“These places that have purposely covered up, I don’t care who you are, it’s time to pay the price for that,” Johnson said.

Johnson’s story is the subject of a documentary, "No Crime in Sin."

Johnson said she was six years old, living in her native state of California with her family, when her father began assaulting her.

Her mother walked in on one of the assaults and went to her local church leader, but was discouraged from going to police and was reminded that reporting the crime could hurt her children if their father lost his job.

She said her father eventually moved to Utah, where he was a seminary teacher for The Church of Jesus Christ of Latter-day Saints, then taught at Brigham Young University.

Johnson said the abuse continued until she was 18. When she returned from her Church mission as a young adult, she decided to report to police in California.

Her father was eventually excommunicated from the Church. He currently lives in Utah.

She and her sibling recently confronted her father about the assaults.
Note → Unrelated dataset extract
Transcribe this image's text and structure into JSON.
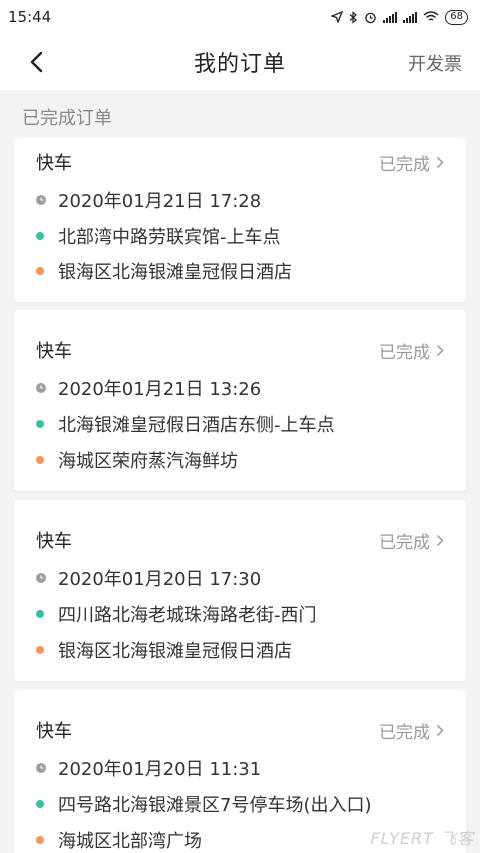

That confrontation is part of the documentary.

Johnson said the California law will ensure that institutions, like churches, stop treating sexual assault by religious leaders as a sin that is to be handled as an internal matter, and instead call police.

“If someone reports a crime to you, help them go to law enforcement,” she said.

Craig Vernon, an Idaho attorney who has filed several lawsuits on behalf of victims of child sexual assault, said the California law will likely open several institutions like the Catholic Church, Mormon Church and Boy Scouts of America to many more lawsuits.

He said the hope is institutions will change policies when it comes to reporting sexual assault.

Vernon said he would like to see The Church of Jesus Christ of Latter-day Saints make changes to its protocol so bishops are instructed to call police directly when they become aware of sexual abuse.

The Church of Jesus Christ of Latter-day Saints declined to comment for this report, but offered a link to information its policies: "How the Church Approaches Abuse," and a link to a web page of resources for those experiencing abuse.

FOLLOW US ON TWITTER